ADAM 13 belongs to a group of proteins called proteases that cut other proteins to change their function. Alfandari and colleagues' protein studies led them to discover a previously overlooked, "amazing" ability of ADAM 13 to direct cells to migrate. Once they understand how the protease functions, Alfandari adds, "anything we find can be adapted to cancer research. For example, this discovery may teach us how cancer cells migrate in the body to invade new organs. We may learn to prevent it."
He adds, "Medical research looks at proteins that are out of place. In cancer, they could be marking a tumor suppressor gene. And, many tumors use ADAM proteases to grow by stimulating blood flow or angiogenesis. They also help cells migrate from the original tumor site to create metastases."
Like others, the molecular biologist describes the two-part ADAM 13 protease as acting like a pair of scissors, with the blades always found at work on the outer surface of a cell and the handles always on the inside. Unlike the role of ADAM 13's extra-cellular segment in directing migration, activities of its counterpart inside the cytoplasm weren't noticed. "For the past 15 years, everybody thought that all the action was on the outer surface," Alfandari explains. "But our experiments changed that."
He and his colleagues were astonished to discover, in part by mutating ADAM 13, that the cytoplasmic, interior part took off in a new direction, went inside the cell nucleus and started to act totally independently. "A key experiment was when we expressed two different proteins, one corresponding to the cytoplasmic domain and the other to the extracellular domain, which showed that ADAM 13 was acting differently in the two areas," he says.

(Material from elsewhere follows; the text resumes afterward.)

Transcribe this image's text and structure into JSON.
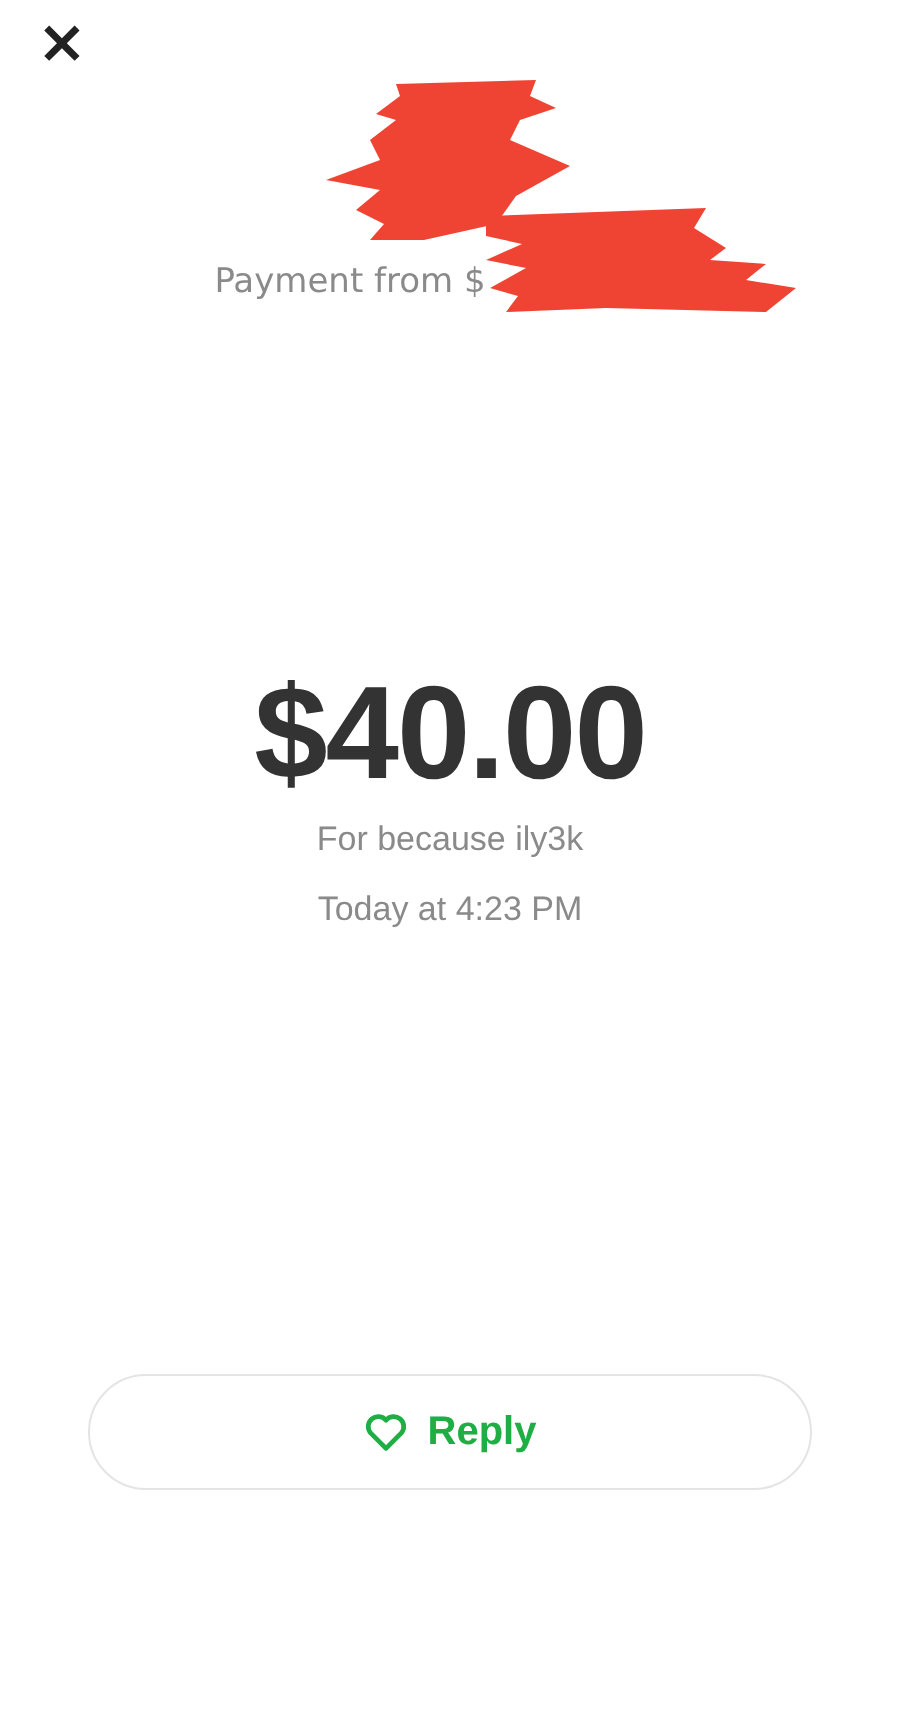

Further, this form of ADAM 13 activates the expression of genes related to its new identity, marking a complete role transformation. It's as if the scissor handle, when it reached the cell nucleus, suddenly changes itself into a cell phone, Alfandari suggests. "We used to think the part of proteases found in the cytoplasm was only important to control protease activity on the outside. Now we've shown that the inside part is different and can play an important role in development and regulation of cell function."
Alfandari and colleagues also point out that their experiments are particularly strong because they're carried out in individual cells in living frog embryos rather than isolated in plastic dishes. "We study the architecture in three dimensions and in living tissue, how it all fits and works in a real embryo. The holy grail is to understand gene function in real life."
The molecular biologist summarizes his laboratory's studies as "Like having all the parts of a car scattered in your backyard. Without the step-by-step instructions, you're never going to make a car from that heap of parts. Our work is to use all of the information available to understand how these individual cells come together to function and built something greater than the sum of the parts."
Illustration: ADAM 13. –University of Massachusetts.
University of Massachusetts Amherst News Release (02/14/11)
Abstract (Developmental Cell; Vol. 20, Issue 2, 256-263 (02/15/11))